• _YOUR ASSIGNMENT_
Every line with the string "java" should be copied from the data.

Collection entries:
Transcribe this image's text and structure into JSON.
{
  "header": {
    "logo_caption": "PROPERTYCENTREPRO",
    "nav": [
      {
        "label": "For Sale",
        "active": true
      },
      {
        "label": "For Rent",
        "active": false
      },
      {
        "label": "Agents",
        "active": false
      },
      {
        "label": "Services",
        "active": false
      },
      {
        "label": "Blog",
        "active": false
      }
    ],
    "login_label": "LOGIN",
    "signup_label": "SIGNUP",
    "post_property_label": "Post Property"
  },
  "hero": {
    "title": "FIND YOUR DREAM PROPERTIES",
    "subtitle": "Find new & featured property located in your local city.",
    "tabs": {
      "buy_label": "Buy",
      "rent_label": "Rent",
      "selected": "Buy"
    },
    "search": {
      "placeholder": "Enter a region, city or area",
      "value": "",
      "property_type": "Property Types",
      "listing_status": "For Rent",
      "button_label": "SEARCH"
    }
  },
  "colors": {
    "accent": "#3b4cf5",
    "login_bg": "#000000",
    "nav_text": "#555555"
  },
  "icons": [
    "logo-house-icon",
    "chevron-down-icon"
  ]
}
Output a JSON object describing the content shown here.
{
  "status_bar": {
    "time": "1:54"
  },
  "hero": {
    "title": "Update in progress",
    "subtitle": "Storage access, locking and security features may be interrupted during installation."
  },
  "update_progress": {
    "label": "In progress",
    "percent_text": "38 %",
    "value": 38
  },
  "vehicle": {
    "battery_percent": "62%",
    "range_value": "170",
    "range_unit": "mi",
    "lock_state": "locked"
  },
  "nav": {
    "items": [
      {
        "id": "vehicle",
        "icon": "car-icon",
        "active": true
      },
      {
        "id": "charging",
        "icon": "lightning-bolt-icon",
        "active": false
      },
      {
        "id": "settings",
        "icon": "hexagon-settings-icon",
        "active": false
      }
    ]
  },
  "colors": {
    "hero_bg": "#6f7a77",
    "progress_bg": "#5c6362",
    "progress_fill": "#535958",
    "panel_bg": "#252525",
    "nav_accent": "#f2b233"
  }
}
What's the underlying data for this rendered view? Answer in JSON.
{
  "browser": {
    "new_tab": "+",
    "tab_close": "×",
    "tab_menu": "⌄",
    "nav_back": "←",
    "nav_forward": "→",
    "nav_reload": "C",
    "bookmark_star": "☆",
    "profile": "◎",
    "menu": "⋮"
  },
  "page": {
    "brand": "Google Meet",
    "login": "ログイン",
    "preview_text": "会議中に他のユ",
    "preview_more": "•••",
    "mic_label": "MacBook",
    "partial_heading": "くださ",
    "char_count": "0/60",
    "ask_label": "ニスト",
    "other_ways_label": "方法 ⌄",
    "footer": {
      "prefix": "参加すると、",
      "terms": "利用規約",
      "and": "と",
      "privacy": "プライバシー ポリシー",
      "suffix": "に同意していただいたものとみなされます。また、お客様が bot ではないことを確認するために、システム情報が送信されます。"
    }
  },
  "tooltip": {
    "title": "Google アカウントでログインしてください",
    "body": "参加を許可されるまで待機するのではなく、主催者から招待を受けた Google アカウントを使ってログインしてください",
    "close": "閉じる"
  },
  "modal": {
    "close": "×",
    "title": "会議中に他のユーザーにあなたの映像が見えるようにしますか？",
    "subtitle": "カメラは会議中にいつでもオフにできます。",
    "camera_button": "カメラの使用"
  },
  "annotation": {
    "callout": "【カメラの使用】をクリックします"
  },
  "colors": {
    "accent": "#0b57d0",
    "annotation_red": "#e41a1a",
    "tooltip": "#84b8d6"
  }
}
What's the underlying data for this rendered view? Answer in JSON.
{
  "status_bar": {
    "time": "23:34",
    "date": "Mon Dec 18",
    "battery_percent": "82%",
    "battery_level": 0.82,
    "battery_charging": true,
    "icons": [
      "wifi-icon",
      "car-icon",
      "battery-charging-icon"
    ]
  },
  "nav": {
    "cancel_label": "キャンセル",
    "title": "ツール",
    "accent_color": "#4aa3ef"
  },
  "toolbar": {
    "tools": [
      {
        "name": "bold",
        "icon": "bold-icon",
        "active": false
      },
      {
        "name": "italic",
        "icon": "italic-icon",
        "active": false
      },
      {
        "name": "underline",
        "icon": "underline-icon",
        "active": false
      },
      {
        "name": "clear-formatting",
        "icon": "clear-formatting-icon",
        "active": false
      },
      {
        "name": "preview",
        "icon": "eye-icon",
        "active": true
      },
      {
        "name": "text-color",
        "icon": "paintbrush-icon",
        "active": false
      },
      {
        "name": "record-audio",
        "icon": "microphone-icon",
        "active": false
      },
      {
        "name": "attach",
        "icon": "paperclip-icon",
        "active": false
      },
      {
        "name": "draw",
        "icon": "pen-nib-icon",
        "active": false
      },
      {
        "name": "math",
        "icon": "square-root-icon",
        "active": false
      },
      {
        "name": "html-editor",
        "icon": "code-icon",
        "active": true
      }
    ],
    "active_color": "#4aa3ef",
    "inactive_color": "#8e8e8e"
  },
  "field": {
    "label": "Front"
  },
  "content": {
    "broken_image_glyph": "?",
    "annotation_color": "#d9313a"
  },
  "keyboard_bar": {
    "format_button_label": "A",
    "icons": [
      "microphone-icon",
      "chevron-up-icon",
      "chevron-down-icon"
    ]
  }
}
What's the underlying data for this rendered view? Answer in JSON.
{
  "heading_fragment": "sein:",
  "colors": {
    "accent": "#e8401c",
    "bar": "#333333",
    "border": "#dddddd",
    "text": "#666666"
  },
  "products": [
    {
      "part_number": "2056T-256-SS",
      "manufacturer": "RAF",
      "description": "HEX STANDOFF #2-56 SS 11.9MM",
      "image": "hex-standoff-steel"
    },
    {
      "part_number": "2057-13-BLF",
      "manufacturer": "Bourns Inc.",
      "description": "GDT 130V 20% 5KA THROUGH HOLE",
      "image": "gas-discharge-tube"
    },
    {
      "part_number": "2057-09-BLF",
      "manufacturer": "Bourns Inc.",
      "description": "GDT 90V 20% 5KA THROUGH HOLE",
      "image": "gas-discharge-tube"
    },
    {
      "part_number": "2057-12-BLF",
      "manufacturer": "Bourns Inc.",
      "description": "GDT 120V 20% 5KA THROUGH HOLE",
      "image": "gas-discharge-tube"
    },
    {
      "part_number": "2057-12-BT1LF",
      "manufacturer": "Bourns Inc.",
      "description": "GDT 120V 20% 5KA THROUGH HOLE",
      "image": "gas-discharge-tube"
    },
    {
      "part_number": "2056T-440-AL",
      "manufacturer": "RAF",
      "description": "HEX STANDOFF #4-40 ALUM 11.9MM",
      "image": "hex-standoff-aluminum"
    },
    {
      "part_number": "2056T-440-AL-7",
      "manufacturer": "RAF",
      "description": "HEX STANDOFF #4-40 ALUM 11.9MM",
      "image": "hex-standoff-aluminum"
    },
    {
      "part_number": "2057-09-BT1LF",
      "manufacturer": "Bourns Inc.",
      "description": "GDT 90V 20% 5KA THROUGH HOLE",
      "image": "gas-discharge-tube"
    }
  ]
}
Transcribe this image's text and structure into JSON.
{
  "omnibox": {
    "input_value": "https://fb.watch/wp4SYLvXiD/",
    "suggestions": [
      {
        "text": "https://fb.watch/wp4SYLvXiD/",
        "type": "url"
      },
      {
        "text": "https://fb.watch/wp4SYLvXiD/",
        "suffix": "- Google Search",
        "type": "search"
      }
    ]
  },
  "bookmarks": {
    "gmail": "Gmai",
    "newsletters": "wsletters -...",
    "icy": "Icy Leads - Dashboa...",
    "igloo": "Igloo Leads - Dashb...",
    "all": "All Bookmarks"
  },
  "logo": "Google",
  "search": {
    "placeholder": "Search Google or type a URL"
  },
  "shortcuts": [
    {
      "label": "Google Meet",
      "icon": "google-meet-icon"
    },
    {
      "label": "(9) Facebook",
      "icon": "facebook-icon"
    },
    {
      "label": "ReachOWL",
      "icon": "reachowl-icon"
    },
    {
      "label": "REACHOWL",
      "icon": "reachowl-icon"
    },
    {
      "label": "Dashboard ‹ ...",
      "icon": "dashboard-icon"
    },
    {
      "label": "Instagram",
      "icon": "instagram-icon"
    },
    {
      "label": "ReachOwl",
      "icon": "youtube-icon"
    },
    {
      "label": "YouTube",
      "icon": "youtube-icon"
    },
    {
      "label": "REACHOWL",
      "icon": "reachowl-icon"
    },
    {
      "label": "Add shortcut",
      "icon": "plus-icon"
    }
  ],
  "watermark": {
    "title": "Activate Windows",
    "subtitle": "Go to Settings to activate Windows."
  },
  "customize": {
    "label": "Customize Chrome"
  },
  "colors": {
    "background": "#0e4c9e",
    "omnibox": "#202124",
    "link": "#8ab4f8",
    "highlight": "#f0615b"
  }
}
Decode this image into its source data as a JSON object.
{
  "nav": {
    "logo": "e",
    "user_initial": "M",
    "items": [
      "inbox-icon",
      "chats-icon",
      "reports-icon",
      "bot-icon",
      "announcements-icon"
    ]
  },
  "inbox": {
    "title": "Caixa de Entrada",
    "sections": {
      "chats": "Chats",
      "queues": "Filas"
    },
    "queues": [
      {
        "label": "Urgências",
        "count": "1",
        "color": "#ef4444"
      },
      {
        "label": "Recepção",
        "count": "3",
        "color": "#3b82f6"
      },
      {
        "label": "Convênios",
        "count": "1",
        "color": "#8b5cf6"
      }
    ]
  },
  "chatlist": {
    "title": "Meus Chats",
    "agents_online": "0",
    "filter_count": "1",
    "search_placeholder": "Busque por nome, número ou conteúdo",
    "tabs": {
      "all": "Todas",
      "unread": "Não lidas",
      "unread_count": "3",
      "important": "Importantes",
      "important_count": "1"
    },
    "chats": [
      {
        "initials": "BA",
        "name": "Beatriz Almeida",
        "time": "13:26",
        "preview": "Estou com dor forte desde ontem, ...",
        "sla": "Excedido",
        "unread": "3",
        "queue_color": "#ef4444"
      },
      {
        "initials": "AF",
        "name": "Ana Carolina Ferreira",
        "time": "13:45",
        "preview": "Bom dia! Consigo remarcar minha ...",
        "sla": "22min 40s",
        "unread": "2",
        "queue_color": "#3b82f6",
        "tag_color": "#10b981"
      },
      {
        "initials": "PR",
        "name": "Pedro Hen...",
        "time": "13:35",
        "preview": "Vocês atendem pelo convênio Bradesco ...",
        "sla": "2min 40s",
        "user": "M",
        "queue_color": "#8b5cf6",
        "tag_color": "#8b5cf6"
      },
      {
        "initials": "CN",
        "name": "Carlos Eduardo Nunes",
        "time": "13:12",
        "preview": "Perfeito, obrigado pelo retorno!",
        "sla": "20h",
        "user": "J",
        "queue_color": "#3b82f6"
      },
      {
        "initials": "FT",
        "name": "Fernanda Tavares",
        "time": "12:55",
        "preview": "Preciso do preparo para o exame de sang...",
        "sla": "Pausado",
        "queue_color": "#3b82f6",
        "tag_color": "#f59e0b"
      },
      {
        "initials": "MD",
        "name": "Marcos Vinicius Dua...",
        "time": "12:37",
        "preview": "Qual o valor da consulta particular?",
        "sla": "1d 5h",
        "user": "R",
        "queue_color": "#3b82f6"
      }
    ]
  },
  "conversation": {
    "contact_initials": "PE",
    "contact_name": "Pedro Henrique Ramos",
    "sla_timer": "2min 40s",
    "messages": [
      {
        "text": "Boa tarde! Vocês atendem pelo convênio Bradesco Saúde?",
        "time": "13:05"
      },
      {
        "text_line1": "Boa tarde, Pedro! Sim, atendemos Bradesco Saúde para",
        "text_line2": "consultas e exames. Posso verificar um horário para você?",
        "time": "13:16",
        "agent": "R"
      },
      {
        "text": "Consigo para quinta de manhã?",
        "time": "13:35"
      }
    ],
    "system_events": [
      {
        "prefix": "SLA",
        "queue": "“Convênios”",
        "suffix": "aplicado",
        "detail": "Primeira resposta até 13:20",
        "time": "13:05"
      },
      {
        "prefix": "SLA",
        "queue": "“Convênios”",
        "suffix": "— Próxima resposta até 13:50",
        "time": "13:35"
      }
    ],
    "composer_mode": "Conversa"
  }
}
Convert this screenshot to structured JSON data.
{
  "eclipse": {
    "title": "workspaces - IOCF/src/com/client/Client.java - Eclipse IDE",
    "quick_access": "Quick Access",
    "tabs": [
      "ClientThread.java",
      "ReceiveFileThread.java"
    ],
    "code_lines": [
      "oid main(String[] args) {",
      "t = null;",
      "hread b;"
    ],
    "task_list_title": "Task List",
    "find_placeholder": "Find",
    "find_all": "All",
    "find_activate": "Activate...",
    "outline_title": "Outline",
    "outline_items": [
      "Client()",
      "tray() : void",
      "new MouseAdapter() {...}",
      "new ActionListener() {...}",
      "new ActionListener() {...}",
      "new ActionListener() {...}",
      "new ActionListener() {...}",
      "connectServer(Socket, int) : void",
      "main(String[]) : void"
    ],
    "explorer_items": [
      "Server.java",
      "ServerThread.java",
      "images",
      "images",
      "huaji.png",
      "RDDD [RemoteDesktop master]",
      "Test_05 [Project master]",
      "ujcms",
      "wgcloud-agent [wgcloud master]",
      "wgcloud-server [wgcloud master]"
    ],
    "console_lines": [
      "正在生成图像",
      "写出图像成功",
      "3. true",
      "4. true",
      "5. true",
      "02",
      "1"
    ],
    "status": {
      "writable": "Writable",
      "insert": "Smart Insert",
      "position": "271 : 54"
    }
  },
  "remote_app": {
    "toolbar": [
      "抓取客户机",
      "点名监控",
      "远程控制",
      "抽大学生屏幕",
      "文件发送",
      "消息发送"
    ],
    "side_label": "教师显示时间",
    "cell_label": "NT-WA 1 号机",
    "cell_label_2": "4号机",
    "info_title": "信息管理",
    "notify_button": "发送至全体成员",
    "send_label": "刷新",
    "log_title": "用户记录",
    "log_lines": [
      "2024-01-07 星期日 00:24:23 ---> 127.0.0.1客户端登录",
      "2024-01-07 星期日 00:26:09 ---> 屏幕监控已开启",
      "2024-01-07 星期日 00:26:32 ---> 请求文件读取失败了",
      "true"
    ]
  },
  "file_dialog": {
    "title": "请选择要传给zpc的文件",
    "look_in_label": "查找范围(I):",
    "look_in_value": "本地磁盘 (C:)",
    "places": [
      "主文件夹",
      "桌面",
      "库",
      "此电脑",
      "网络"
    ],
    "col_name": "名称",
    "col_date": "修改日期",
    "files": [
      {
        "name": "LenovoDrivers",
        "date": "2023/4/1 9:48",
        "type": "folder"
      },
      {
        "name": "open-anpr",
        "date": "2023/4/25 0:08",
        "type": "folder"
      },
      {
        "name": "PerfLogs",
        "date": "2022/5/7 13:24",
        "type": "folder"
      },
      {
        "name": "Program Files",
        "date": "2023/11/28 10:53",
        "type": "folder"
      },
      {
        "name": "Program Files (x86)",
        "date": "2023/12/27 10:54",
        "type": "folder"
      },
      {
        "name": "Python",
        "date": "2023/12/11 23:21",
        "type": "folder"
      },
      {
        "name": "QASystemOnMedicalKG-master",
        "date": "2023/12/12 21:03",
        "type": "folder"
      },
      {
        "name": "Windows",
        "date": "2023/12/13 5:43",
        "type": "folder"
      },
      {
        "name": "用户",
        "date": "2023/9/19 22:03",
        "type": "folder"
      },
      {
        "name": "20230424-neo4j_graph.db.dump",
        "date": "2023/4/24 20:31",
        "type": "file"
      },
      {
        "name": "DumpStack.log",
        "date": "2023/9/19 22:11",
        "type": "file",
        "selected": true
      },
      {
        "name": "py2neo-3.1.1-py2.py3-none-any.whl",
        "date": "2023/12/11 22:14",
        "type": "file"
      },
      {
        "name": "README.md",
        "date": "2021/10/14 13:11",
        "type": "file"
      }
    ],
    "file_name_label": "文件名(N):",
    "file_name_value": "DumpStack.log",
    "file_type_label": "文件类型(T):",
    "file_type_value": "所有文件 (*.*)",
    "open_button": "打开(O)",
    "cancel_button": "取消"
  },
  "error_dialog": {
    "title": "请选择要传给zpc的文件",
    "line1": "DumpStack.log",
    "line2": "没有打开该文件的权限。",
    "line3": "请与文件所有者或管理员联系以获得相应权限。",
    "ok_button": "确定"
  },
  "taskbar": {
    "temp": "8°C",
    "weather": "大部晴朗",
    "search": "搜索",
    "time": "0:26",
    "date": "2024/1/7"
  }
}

• _EXERCISE ANSWER_
    "title": "workspaces - IOCF/src/com/client/Client.java - Eclipse IDE",
      "ClientThread.java",
      "ReceiveFileThread.java"
      "Server.java",
      "ServerThread.java",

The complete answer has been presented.